> [WORK REQUEST]:
Give back each line of the listing below that contains the string "this".

> [RECORD SET]:
*** Begin section ***
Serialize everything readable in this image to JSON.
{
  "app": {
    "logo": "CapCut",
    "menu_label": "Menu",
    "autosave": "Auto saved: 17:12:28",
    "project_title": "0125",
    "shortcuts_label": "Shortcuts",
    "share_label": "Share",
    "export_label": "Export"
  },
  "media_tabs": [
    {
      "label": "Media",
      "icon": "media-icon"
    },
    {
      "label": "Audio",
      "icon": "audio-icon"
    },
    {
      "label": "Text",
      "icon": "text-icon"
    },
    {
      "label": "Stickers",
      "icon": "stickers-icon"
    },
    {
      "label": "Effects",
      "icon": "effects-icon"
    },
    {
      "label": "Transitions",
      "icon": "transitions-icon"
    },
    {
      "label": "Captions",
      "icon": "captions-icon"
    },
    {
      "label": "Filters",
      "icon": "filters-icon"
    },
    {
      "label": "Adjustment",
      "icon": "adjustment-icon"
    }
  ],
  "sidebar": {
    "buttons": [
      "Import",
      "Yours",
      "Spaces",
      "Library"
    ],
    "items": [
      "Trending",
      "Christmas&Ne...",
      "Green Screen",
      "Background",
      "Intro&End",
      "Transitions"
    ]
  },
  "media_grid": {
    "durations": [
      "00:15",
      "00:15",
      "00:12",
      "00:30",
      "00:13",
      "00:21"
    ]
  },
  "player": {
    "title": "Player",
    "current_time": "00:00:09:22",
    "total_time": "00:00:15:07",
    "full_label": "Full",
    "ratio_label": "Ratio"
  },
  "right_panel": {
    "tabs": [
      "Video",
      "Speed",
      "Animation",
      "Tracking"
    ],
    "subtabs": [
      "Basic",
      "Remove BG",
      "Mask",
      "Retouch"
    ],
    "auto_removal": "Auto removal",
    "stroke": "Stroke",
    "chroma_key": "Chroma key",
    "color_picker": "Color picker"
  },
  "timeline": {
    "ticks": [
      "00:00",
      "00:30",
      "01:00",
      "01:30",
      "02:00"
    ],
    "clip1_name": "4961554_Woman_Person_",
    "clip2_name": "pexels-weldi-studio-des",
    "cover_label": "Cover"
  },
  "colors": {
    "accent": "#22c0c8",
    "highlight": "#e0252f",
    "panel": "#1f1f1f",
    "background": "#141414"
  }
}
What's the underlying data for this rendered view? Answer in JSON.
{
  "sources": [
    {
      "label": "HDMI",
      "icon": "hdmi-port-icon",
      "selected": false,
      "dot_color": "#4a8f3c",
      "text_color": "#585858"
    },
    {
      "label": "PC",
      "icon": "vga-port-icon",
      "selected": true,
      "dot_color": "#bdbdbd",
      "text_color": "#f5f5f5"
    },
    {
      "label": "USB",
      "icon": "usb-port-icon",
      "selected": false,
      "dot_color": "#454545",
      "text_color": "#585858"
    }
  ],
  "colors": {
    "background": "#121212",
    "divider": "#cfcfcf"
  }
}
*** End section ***
> [ANSWER BELOW]:
Serialize everything readable in this image to JSON.
What's the underlying data for this rendered view? Answer in JSON.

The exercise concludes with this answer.